- _Aim of the exercise_:
For every entry below, give it back exactly and leave out any image.

--- Records provided Enclosed Below ---

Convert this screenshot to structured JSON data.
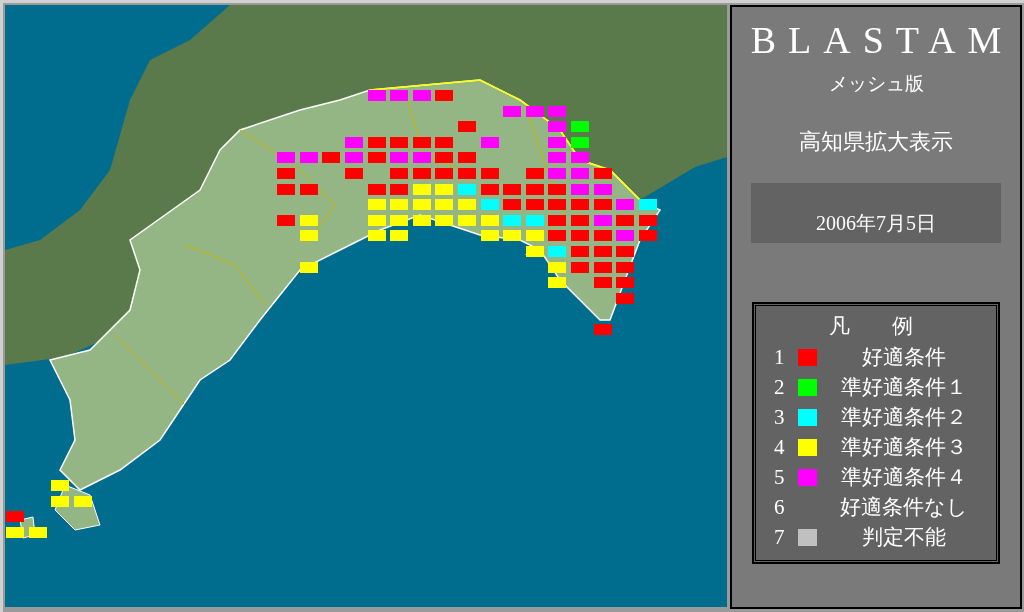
{
  "panel": {
    "title": "BLASTAM",
    "subtitle": "メッシュ版",
    "view": "高知県拡大表示",
    "date": "2006年7月5日"
  },
  "legend": {
    "title": "凡　　例",
    "items": [
      {
        "number": "1",
        "color": "#ff0000",
        "label": "好適条件"
      },
      {
        "number": "2",
        "color": "#00ff00",
        "label": "準好適条件１"
      },
      {
        "number": "3",
        "color": "#00ffff",
        "label": "準好適条件２"
      },
      {
        "number": "4",
        "color": "#ffff00",
        "label": "準好適条件３"
      },
      {
        "number": "5",
        "color": "#ff00ff",
        "label": "準好適条件４"
      },
      {
        "number": "6",
        "label": "好適条件なし"
      },
      {
        "number": "7",
        "color": "#c0c0c0",
        "label": "判定不能"
      }
    ]
  }
}
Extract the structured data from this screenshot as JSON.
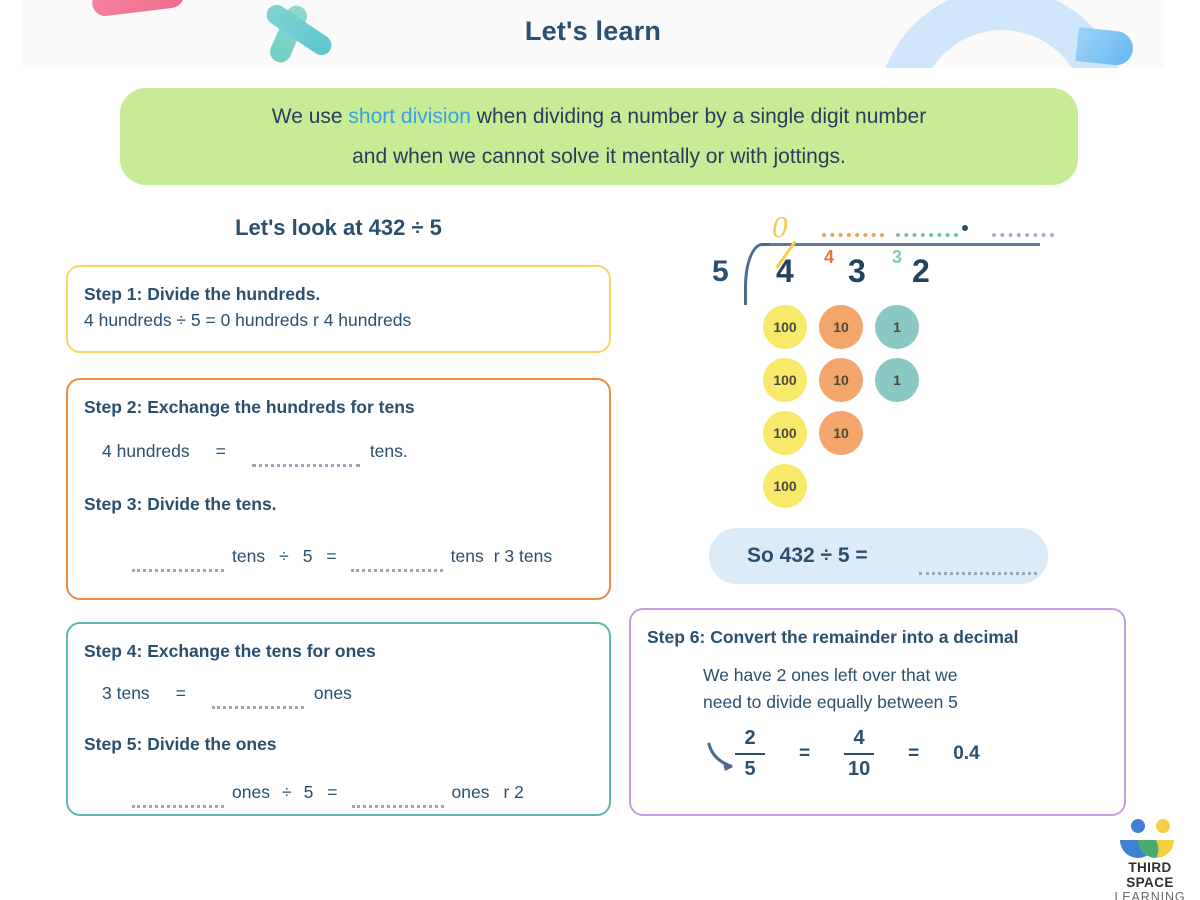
{
  "header": {
    "title": "Let's learn"
  },
  "banner": {
    "line1_a": "We use ",
    "line1_hl": "short division",
    "line1_b": " when dividing a number by a single digit number",
    "line2": "and when we cannot solve it mentally or with jottings."
  },
  "lets_look": "Let's look at 432 ÷ 5",
  "steps": {
    "step1": {
      "title": "Step 1: Divide the hundreds.",
      "line": "4 hundreds ÷ 5 = 0 hundreds r 4 hundreds",
      "border_color": "#fbd55f"
    },
    "step2": {
      "title": "Step 2: Exchange the hundreds for tens",
      "left": "4 hundreds",
      "equals": "=",
      "unit": "tens.",
      "border_color": "#ec8b46"
    },
    "step3": {
      "title": "Step 3: Divide the tens.",
      "unit_a": "tens",
      "divide": "÷",
      "divisor": "5",
      "equals": "=",
      "unit_b": "tens",
      "remainder": "r 3 tens"
    },
    "step4": {
      "title": "Step 4: Exchange the tens for ones",
      "left": "3 tens",
      "equals": "=",
      "unit": "ones",
      "border_color": "#5fb8b2"
    },
    "step5": {
      "title": "Step 5: Divide the ones",
      "unit_a": "ones",
      "divide": "÷",
      "divisor": "5",
      "equals": "=",
      "unit_b": "ones",
      "remainder": "r 2"
    },
    "step6": {
      "title": "Step 6: Convert the remainder into a decimal",
      "line1": "We have 2 ones left over that we",
      "line2": "need to divide equally between 5",
      "frac1_num": "2",
      "frac1_den": "5",
      "eq1": "=",
      "frac2_num": "4",
      "frac2_den": "10",
      "eq2": "=",
      "decimal": "0.4",
      "border_color": "#c2a2dd"
    }
  },
  "division": {
    "divisor": "5",
    "quotient_digit": "0",
    "dividend_digits": [
      "4",
      "3",
      "2"
    ],
    "carry_marks": [
      {
        "value": "4",
        "color": "#e8743b"
      },
      {
        "value": "3",
        "color": "#7ec9c2"
      }
    ],
    "decimal_point": "."
  },
  "counters": {
    "rows": [
      [
        "100",
        "10",
        "1"
      ],
      [
        "100",
        "10",
        "1"
      ],
      [
        "100",
        "10",
        ""
      ],
      [
        "100",
        "",
        ""
      ]
    ],
    "colors": {
      "hundred": "#f7e96a",
      "ten": "#f3a56c",
      "one": "#89c8c4"
    }
  },
  "so_box": {
    "text": "So  432 ÷ 5 =",
    "background": "#dcebf8"
  },
  "logo": {
    "line1": "THIRD SPACE",
    "line2": "LEARNING"
  }
}
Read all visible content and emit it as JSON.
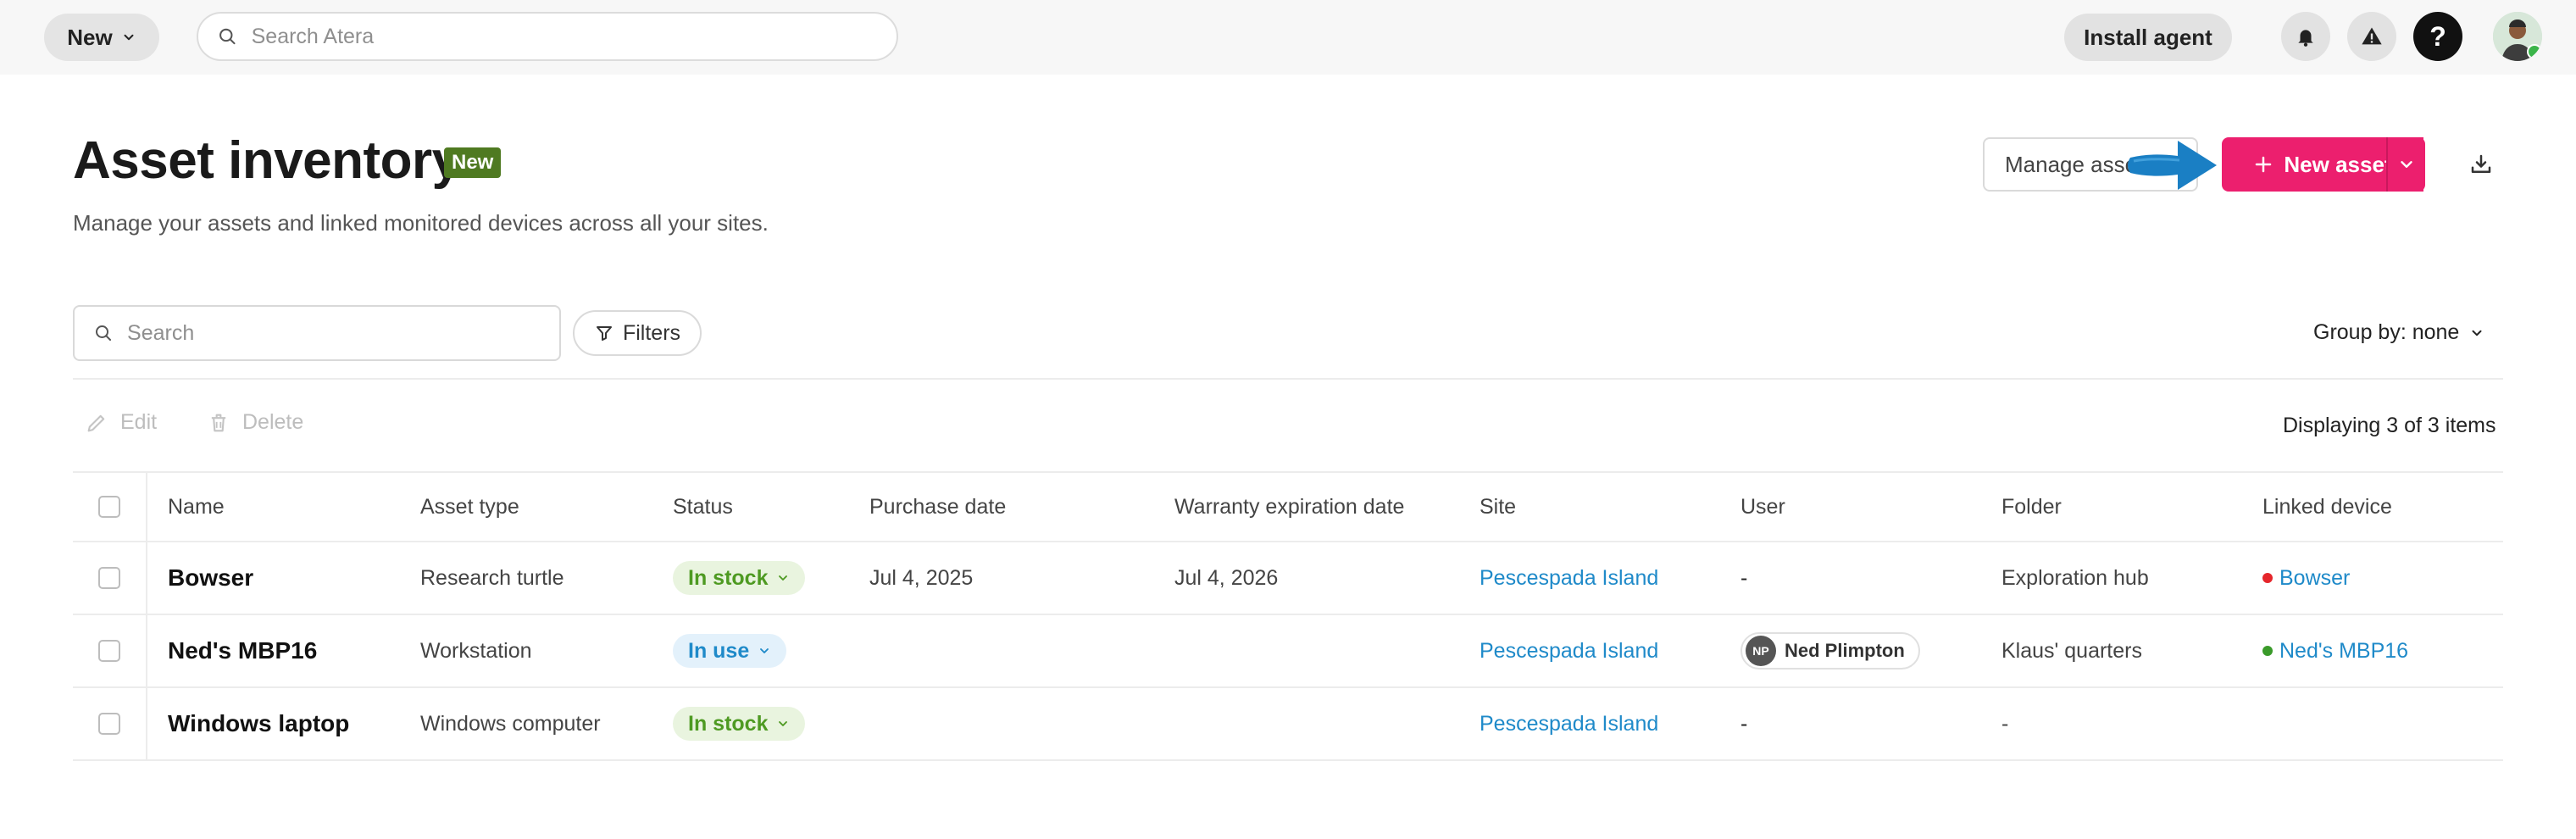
{
  "topbar": {
    "new_label": "New",
    "search_placeholder": "Search Atera",
    "install_label": "Install agent",
    "help_label": "?",
    "icons": [
      "chevron-down-icon",
      "search-icon",
      "bell-icon",
      "warning-icon",
      "help-icon",
      "user-avatar"
    ]
  },
  "header": {
    "title": "Asset inventory",
    "badge": "New",
    "subtitle": "Manage your assets and linked monitored devices across all your sites.",
    "manage_label": "Manage assets",
    "new_asset_label": "New asset"
  },
  "toolbar": {
    "search_placeholder": "Search",
    "filters_label": "Filters",
    "group_by_label": "Group by: none",
    "edit_label": "Edit",
    "delete_label": "Delete",
    "displaying_text": "Displaying 3 of 3 items"
  },
  "table": {
    "columns": [
      "Name",
      "Asset type",
      "Status",
      "Purchase date",
      "Warranty expiration date",
      "Site",
      "User",
      "Folder",
      "Linked device"
    ],
    "rows": [
      {
        "name": "Bowser",
        "asset_type": "Research turtle",
        "status": "In stock",
        "purchase_date": "Jul 4, 2025",
        "warranty": "Jul 4, 2026",
        "site": "Pescespada Island",
        "user": "-",
        "folder": "Exploration hub",
        "linked_device": "Bowser",
        "device_status_color": "#e5262b"
      },
      {
        "name": "Ned's MBP16",
        "asset_type": "Workstation",
        "status": "In use",
        "purchase_date": "",
        "warranty": "",
        "site": "Pescespada Island",
        "user_initials": "NP",
        "user": "Ned Plimpton",
        "folder": "Klaus' quarters",
        "linked_device": "Ned's MBP16",
        "device_status_color": "#3a9a2a"
      },
      {
        "name": "Windows laptop",
        "asset_type": "Windows computer",
        "status": "In stock",
        "purchase_date": "",
        "warranty": "",
        "site": "Pescespada Island",
        "user": "-",
        "folder": "-",
        "linked_device": ""
      }
    ]
  },
  "colors": {
    "accent": "#ec1f6e",
    "link": "#1f8ac9",
    "badge": "#4f7a21",
    "arrow": "#1a7fc4"
  }
}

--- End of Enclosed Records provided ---

- _Your response_:
Convert this screenshot to structured JSON data.
{
  "panel": {
    "title": "BLASTAM",
    "subtitle": "メッシュ版",
    "view": "高知県拡大表示",
    "date": "2006年7月5日"
  },
  "legend": {
    "title": "凡　　例",
    "items": [
      {
        "number": "1",
        "color": "#ff0000",
        "label": "好適条件"
      },
      {
        "number": "2",
        "color": "#00ff00",
        "label": "準好適条件１"
      },
      {
        "number": "3",
        "color": "#00ffff",
        "label": "準好適条件２"
      },
      {
        "number": "4",
        "color": "#ffff00",
        "label": "準好適条件３"
      },
      {
        "number": "5",
        "color": "#ff00ff",
        "label": "準好適条件４"
      },
      {
        "number": "6",
        "label": "好適条件なし"
      },
      {
        "number": "7",
        "color": "#c0c0c0",
        "label": "判定不能"
      }
    ]
  }
}
Extract the structured data from this screenshot as JSON.
{
  "header": {
    "title": "Let's learn"
  },
  "banner": {
    "line1_a": "We use ",
    "line1_hl": "short division",
    "line1_b": " when dividing a number by a single digit number",
    "line2": "and when we cannot solve it mentally or with jottings."
  },
  "lets_look": "Let's look at 432 ÷ 5",
  "steps": {
    "step1": {
      "title": "Step 1: Divide the hundreds.",
      "line": "4 hundreds ÷ 5 = 0 hundreds r 4 hundreds",
      "border_color": "#fbd55f"
    },
    "step2": {
      "title": "Step 2: Exchange the hundreds for tens",
      "left": "4 hundreds",
      "equals": "=",
      "unit": "tens.",
      "border_color": "#ec8b46"
    },
    "step3": {
      "title": "Step 3: Divide the tens.",
      "unit_a": "tens",
      "divide": "÷",
      "divisor": "5",
      "equals": "=",
      "unit_b": "tens",
      "remainder": "r 3 tens"
    },
    "step4": {
      "title": "Step 4: Exchange the tens for ones",
      "left": "3 tens",
      "equals": "=",
      "unit": "ones",
      "border_color": "#5fb8b2"
    },
    "step5": {
      "title": "Step 5: Divide the ones",
      "unit_a": "ones",
      "divide": "÷",
      "divisor": "5",
      "equals": "=",
      "unit_b": "ones",
      "remainder": "r 2"
    },
    "step6": {
      "title": "Step 6: Convert the remainder into a decimal",
      "line1": "We have 2 ones left over that we",
      "line2": "need to divide equally between 5",
      "frac1_num": "2",
      "frac1_den": "5",
      "eq1": "=",
      "frac2_num": "4",
      "frac2_den": "10",
      "eq2": "=",
      "decimal": "0.4",
      "border_color": "#c2a2dd"
    }
  },
  "division": {
    "divisor": "5",
    "quotient_digit": "0",
    "dividend_digits": [
      "4",
      "3",
      "2"
    ],
    "carry_marks": [
      {
        "value": "4",
        "color": "#e8743b"
      },
      {
        "value": "3",
        "color": "#7ec9c2"
      }
    ],
    "decimal_point": "."
  },
  "counters": {
    "rows": [
      [
        "100",
        "10",
        "1"
      ],
      [
        "100",
        "10",
        "1"
      ],
      [
        "100",
        "10",
        ""
      ],
      [
        "100",
        "",
        ""
      ]
    ],
    "colors": {
      "hundred": "#f7e96a",
      "ten": "#f3a56c",
      "one": "#89c8c4"
    }
  },
  "so_box": {
    "text": "So  432 ÷ 5 =",
    "background": "#dcebf8"
  },
  "logo": {
    "line1": "THIRD SPACE",
    "line2": "LEARNING"
  }
}
Read all visible content and emit it as JSON.
{
  "topbar": {
    "new_label": "New",
    "search_placeholder": "Search Atera",
    "install_label": "Install agent",
    "help_label": "?",
    "icons": [
      "chevron-down-icon",
      "search-icon",
      "bell-icon",
      "warning-icon",
      "help-icon",
      "user-avatar"
    ]
  },
  "header": {
    "title": "Asset inventory",
    "badge": "New",
    "subtitle": "Manage your assets and linked monitored devices across all your sites.",
    "manage_label": "Manage assets",
    "new_asset_label": "New asset"
  },
  "toolbar": {
    "search_placeholder": "Search",
    "filters_label": "Filters",
    "group_by_label": "Group by: none",
    "edit_label": "Edit",
    "delete_label": "Delete",
    "displaying_text": "Displaying 3 of 3 items"
  },
  "table": {
    "columns": [
      "Name",
      "Asset type",
      "Status",
      "Purchase date",
      "Warranty expiration date",
      "Site",
      "User",
      "Folder",
      "Linked device"
    ],
    "rows": [
      {
        "name": "Bowser",
        "asset_type": "Research turtle",
        "status": "In stock",
        "purchase_date": "Jul 4, 2025",
        "warranty": "Jul 4, 2026",
        "site": "Pescespada Island",
        "user": "-",
        "folder": "Exploration hub",
        "linked_device": "Bowser",
        "device_status_color": "#e5262b"
      },
      {
        "name": "Ned's MBP16",
        "asset_type": "Workstation",
        "status": "In use",
        "purchase_date": "",
        "warranty": "",
        "site": "Pescespada Island",
        "user_initials": "NP",
        "user": "Ned Plimpton",
        "folder": "Klaus' quarters",
        "linked_device": "Ned's MBP16",
        "device_status_color": "#3a9a2a"
      },
      {
        "name": "Windows laptop",
        "asset_type": "Windows computer",
        "status": "In stock",
        "purchase_date": "",
        "warranty": "",
        "site": "Pescespada Island",
        "user": "-",
        "folder": "-",
        "linked_device": ""
      }
    ]
  },
  "colors": {
    "accent": "#ec1f6e",
    "link": "#1f8ac9",
    "badge": "#4f7a21",
    "arrow": "#1a7fc4"
  }
}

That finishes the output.